The 2004 survey by the Johns Hopkins group was itself methodologically suspect–and the one they just published even more so.
Curious about the kind of people who would have the chutzpah to claim to a national audience that this kind of research was methodologically sound, I contacted Johns Hopkins University and was referred to Les Roberts, one of the primary authors of the study. Dr. Roberts defended his 47 cluster points, saying that this was standard. I'm not sure whose standards these are.
Appendix A of the Johns Hopkins survey, for example, cites several other studies of mortality in war zones, and uses the citations to validate the group's use of cluster sampling. One study is by the International Rescue Committee in the Democratic Republic of Congo, which used 750 cluster points. Harvard's School of Public Health, in a 1992 survey of Iraq, used 271 cluster points. Another study in Kosovo cites the use of 50 cluster points, but this was for a population of just 1.6 million, compared to Iraq's 27 million.
When I pointed out these numbers to Dr. Roberts, he said that the appendices were written by a student and should be ignored. Which led me to wonder what other sections of the survey should be ignored.

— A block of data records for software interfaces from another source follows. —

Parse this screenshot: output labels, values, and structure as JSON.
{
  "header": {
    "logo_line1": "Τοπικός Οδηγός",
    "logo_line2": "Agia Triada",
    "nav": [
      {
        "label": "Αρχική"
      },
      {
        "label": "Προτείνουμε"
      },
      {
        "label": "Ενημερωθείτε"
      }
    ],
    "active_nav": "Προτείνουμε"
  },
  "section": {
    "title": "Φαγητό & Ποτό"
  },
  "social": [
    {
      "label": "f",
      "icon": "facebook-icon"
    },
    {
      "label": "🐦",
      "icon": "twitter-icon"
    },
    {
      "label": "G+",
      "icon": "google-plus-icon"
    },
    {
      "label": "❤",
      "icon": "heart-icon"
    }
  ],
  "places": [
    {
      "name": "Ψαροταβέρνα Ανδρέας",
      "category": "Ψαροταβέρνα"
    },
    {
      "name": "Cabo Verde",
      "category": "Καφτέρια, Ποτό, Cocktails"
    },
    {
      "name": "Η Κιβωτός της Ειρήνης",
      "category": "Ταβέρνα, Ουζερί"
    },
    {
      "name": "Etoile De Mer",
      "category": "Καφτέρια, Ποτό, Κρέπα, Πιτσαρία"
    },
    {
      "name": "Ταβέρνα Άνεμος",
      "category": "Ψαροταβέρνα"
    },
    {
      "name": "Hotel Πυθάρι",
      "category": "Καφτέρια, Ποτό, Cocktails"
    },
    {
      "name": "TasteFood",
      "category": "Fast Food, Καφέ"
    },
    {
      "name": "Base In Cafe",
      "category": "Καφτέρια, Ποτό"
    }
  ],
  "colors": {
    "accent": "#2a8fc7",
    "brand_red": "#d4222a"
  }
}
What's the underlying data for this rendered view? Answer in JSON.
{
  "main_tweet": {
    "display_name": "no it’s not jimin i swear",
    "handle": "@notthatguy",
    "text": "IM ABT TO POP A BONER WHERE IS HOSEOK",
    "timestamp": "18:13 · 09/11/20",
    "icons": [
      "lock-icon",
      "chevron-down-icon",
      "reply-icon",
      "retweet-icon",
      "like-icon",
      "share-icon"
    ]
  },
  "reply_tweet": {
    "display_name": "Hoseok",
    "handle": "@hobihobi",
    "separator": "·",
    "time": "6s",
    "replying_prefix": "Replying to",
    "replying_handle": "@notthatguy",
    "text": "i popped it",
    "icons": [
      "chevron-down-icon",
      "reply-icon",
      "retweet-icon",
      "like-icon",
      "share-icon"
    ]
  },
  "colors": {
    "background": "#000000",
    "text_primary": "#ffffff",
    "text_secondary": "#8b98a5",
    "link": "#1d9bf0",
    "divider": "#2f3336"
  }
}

With so few cluster points, it is highly unlikely the Johns Hopkins survey is representative of the population in Iraq. However, there is a definitive method of establishing if it is. Recording the gender, age, education and other demographic characteristics of the respondents allows a researcher to compare his survey results to a known demographic instrument, such as a census.
Dr. Roberts said that his team's surveyors did not ask demographic questions. I was so surprised to hear this that I emailed him later in the day to ask a second time if his team asked demographic questions and compared the results to the 1997 Iraqi census. Dr. Roberts replied that he had not even looked at the Iraqi census.
And so, while the gender and the age of the deceased were recorded in the 2006 Johns Hopkins study, nobody, according to Dr. Roberts, recorded demographic information for the living survey respondents. This would be the first survey I have looked at in my 15 years of looking that did not ask demographic questions of its respondents. But don't take my word for it–try using Google to find a survey that does not ask demographic questions.
Without demographic information to assure a representative sample, there is no way anyone can prove–or disprove–that the Johns Hopkins estimate of Iraqi civilian deaths is accurate.
Public-policy decisions based on this survey will impact millions of Iraqis and hundreds of thousands of Americans. It's important that voters and policy makers have accurate information. When the question matters this much, it is worth taking the time to get the answer right.
Mr. Moore, a political consultant with Gorton Moore International, trained Iraqi researchers for the International Republican Institute from 2003 to 2004 and conducted survey research for the Coalition Forces from 2005 to 2006.
Selv hvis antallet af døde kun er en brøkdel af, hvad forskerne hævder, må tallet mane til eftertanke hos dem, der endnu ikke er skeptiske overfor Irak-krigens omkostninger. Men det friholder ingen fra at forholde sig kritisk til slige påstande, som dem Johns Hopkins forskerne fremfører.
PS. Der er andre, der når det gælder at kende sine egne begrænsninger ikke er helt så ydmyge som denne Punditokrat. F.eks. Villy Søvndal, der om undersøgelsen skrev 11.X.: Den
"lever op til de samme videnskabelige standarder som når vi bruger estimater for folkedrab i Afrika eller ofre for orkaner eller tsunamier."
Ja, men hvis du siger det, Villy …